Think long term. If someone sees a bumper sticker on someone’s car or finds out a colleague is campaigning for a candidate, it's easy to make a snap judgment about a co-worker’s beliefs and even cast someone as prejudice. But remember, you are going to be working together after the election and it’s not smart to damage a cooperative working relationship.

Use caution on social media. If a supervisor touts his political views on Facebook where a staff member can see it, that could be considered harassment, says April Boyer, an employment attorney at K & L Gates in Miami . “It’s possible the employee could come in and complain. These are complicated issues to work through.”


For more on talking politics at work, read my column in The Miami Herald.

 

June 21, 2016

Tragic death shows why work life balance is important

As a beer lover, my attention was immediately drawn to the recent headline in The Miami Herald:

Founding brewer for MIA Beer Company killed in car crash

I continued on to read the article:

A well-known brewer in Miami’s craft beer scene was killed in a car crash over the weekend.

Piero Rodriguez, one of MIA Beer Company’s founding brewers, was killed in an accident early Sunday, owner Eddie Leon confirmed. He was 34.

“We are completely devastated,” Leon said.

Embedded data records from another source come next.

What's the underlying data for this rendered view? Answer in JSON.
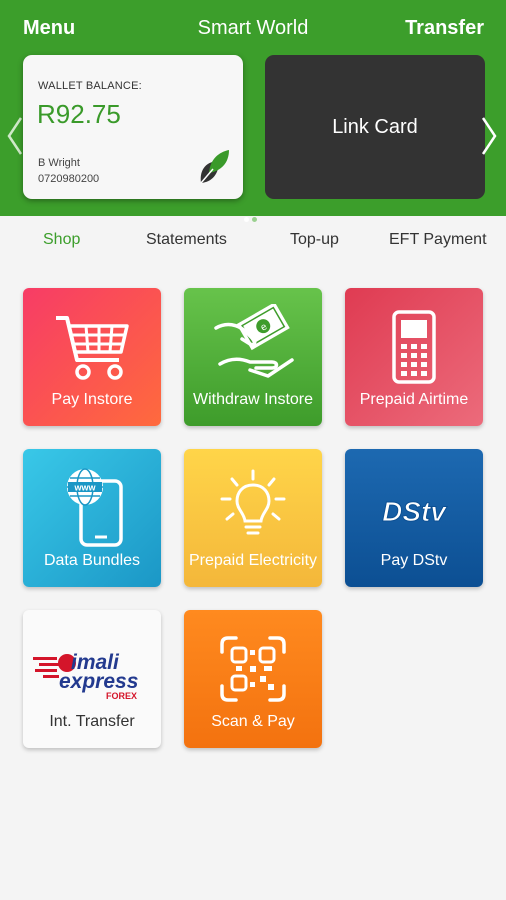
{
  "header": {
    "menu_label": "Menu",
    "title": "Smart World",
    "transfer_label": "Transfer",
    "background_color": "#3c9e2b"
  },
  "carousel": {
    "wallet_card": {
      "label": "WALLET BALANCE:",
      "balance": "R92.75",
      "name": "B Wright",
      "phone": "0720980200",
      "icon": "leaf-logo-icon"
    },
    "link_card": {
      "label": "Link Card"
    },
    "prev_icon": "chevron-left-icon",
    "next_icon": "chevron-right-icon",
    "page_count": 2,
    "active_page": 1
  },
  "tabs": [
    {
      "label": "Shop",
      "active": true
    },
    {
      "label": "Statements",
      "active": false
    },
    {
      "label": "Top-up",
      "active": false
    },
    {
      "label": "EFT Payment",
      "active": false
    }
  ],
  "tiles": [
    {
      "label": "Pay Instore",
      "icon": "shopping-cart-icon"
    },
    {
      "label": "Withdraw Instore",
      "icon": "cash-hand-icon"
    },
    {
      "label": "Prepaid Airtime",
      "icon": "mobile-phone-icon"
    },
    {
      "label": "Data Bundles",
      "icon": "globe-phone-icon"
    },
    {
      "label": "Prepaid Electricity",
      "icon": "light-bulb-icon"
    },
    {
      "label": "Pay DStv",
      "icon": "dstv-logo-icon",
      "logo_text": "DStv"
    },
    {
      "label": "Int. Transfer",
      "icon": "imali-express-logo-icon",
      "logo_text": [
        "imali",
        "express",
        "FOREX"
      ]
    },
    {
      "label": "Scan & Pay",
      "icon": "qr-scan-icon"
    }
  ],
  "colors": {
    "accent": "#3c9e2b",
    "tab_active": "#3c9e2b",
    "balance": "#3a9a2a"
  }
}
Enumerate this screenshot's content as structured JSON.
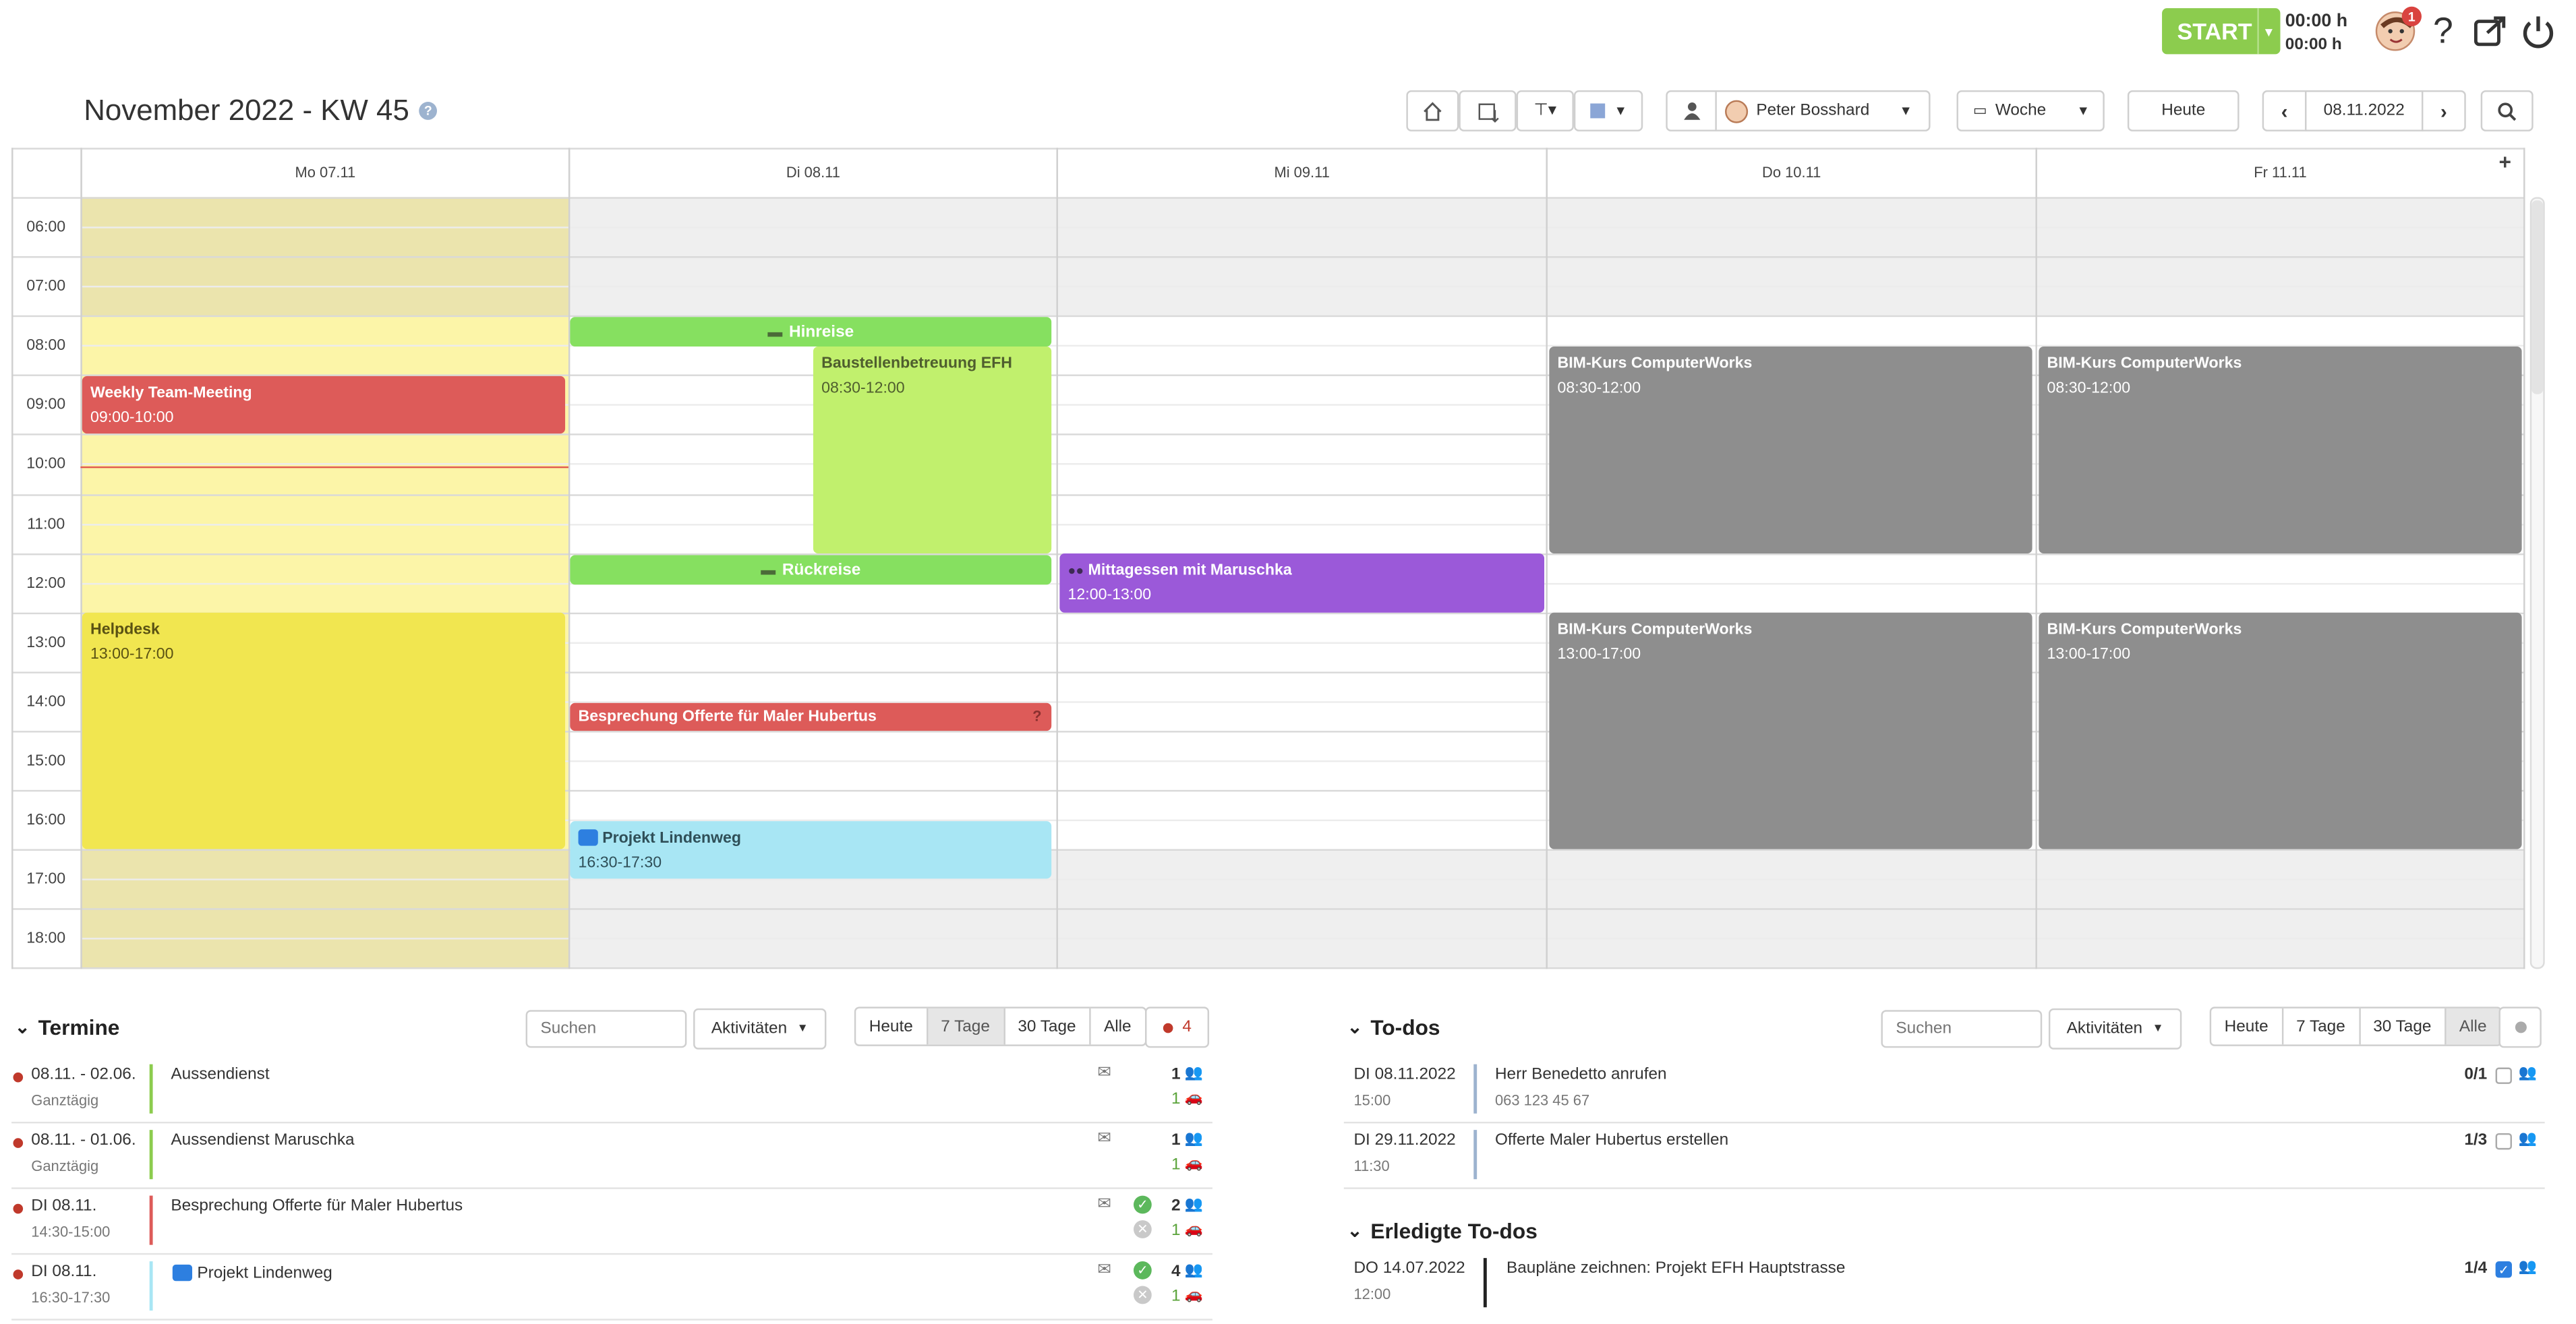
{
  "topbar": {
    "start_label": "START",
    "time_top": "00:00 h",
    "time_bottom": "00:00 h",
    "notification_count": "1"
  },
  "header": {
    "title": "November 2022 - KW 45",
    "user_name": "Peter Bosshard",
    "view": "Woche",
    "today_button": "Heute",
    "date": "08.11.2022"
  },
  "calendar": {
    "days": [
      "Mo 07.11",
      "Di 08.11",
      "Mi 09.11",
      "Do 10.11",
      "Fr 11.11"
    ],
    "hours": [
      "06:00",
      "07:00",
      "08:00",
      "09:00",
      "10:00",
      "11:00",
      "12:00",
      "13:00",
      "14:00",
      "15:00",
      "16:00",
      "17:00",
      "18:00"
    ],
    "events": {
      "team_meeting": {
        "title": "Weekly Team-Meeting",
        "time": "09:00-10:00"
      },
      "helpdesk": {
        "title": "Helpdesk",
        "time": "13:00-17:00"
      },
      "hinreise": {
        "title": "Hinreise"
      },
      "baustelle": {
        "title": "Baustellenbetreuung EFH",
        "time": "08:30-12:00"
      },
      "rueckreise": {
        "title": "Rückreise"
      },
      "besprechung": {
        "title": "Besprechung Offerte für Maler Hubertus",
        "flag": "?"
      },
      "lindenweg": {
        "title": "Projekt Lindenweg",
        "time": "16:30-17:30"
      },
      "mittagessen": {
        "title": "Mittagessen mit Maruschka",
        "time": "12:00-13:00"
      },
      "bim_do_am": {
        "title": "BIM-Kurs ComputerWorks",
        "time": "08:30-12:00"
      },
      "bim_fr_am": {
        "title": "BIM-Kurs ComputerWorks",
        "time": "08:30-12:00"
      },
      "bim_do_pm": {
        "title": "BIM-Kurs ComputerWorks",
        "time": "13:00-17:00"
      },
      "bim_fr_pm": {
        "title": "BIM-Kurs ComputerWorks",
        "time": "13:00-17:00"
      }
    }
  },
  "termine": {
    "title": "Termine",
    "search_placeholder": "Suchen",
    "filter": "Aktivitäten",
    "ranges": [
      "Heute",
      "7 Tage",
      "30 Tage",
      "Alle"
    ],
    "badge_count": "4",
    "rows": [
      {
        "date": "08.11. - 02.06.",
        "sub": "Ganztägig",
        "title": "Aussendienst",
        "count1": "1",
        "count2": "1"
      },
      {
        "date": "08.11. - 01.06.",
        "sub": "Ganztägig",
        "title": "Aussendienst Maruschka",
        "count1": "1",
        "count2": "1"
      },
      {
        "date": "DI 08.11.",
        "sub": "14:30-15:00",
        "title": "Besprechung Offerte für Maler Hubertus",
        "count1": "2",
        "count2": "1"
      },
      {
        "date": "DI 08.11.",
        "sub": "16:30-17:30",
        "title": "Projekt Lindenweg",
        "count1": "4",
        "count2": "1"
      }
    ]
  },
  "todos": {
    "title": "To-dos",
    "search_placeholder": "Suchen",
    "filter": "Aktivitäten",
    "ranges": [
      "Heute",
      "7 Tage",
      "30 Tage",
      "Alle"
    ],
    "rows": [
      {
        "date": "DI 08.11.2022",
        "sub": "15:00",
        "title": "Herr Benedetto anrufen",
        "detail": "063 123 45 67",
        "progress": "0/1"
      },
      {
        "date": "DI 29.11.2022",
        "sub": "11:30",
        "title": "Offerte Maler Hubertus erstellen",
        "detail": "",
        "progress": "1/3"
      }
    ],
    "done_title": "Erledigte To-dos",
    "done_rows": [
      {
        "date": "DO 14.07.2022",
        "sub": "12:00",
        "title": "Baupläne zeichnen: Projekt EFH Hauptstrasse",
        "progress": "1/4"
      }
    ]
  },
  "colors": {
    "accent_green": "#8ccc4e",
    "red": "#dd5b59",
    "gray": "#8e8e8e",
    "purple": "#9b59d9",
    "cyan": "#a8e6f4",
    "yellow": "#f1e650",
    "lime": "#c1f06d"
  }
}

And then, there it was, the paragraph that stood out to me as a warning for anyone who thinks excessive work can't kill you:
 
Rodriguez had been working double shifts, Leon said, brewing in the morning and often tending bar at the brewery at night to make extra money. Friends feared it might have been exhaustion that forced him to lose control of his late-model Acura on Northwest 33rd Street at the tight curve in the 8900 block, just minutes down the street from the brewery. He struck a light pole, wasn’t wearing his seat belt and was ejected, according to police. He was pronounced dead at Kendall Regional Medical Center at 2 a.m. Sunday.
 

Clearly, the ironic part is that Piero was doing a job he loved -- he was just doing it too much.

His friends and peers told The Miami Herald It was common to find him at the brewery doing the laborious, scrubbing tanks with punk rock blaring in the background while his son tagged along.

He was living the life he always wanted, his brother Ruy said, albeit cut far too short.

“People should be more positive,” Ruy said, “and pursue their dreams like he did.”


And there, right there, lies the fine line. While it is admirable to pursue your dream and do a job you love, everyone needs balance. Death by overwork is real and it can take your life in different ways. There are health reasons why work life balance is important and repercussions for thinking you can work a little longer or harder before taking time off. Over the years, I've written about people who have dropped dead of exhaustion right at their desks.

According to the Herald, the last thing Piero Rodriguez said as he left work late Saturday night was how much he was looking forward to spending Father’s Day with his young son.

He would never make it home.

That's a cautionary lesson for all of us. Sending my prayers to Piero's family....
 
 
 
Piero 1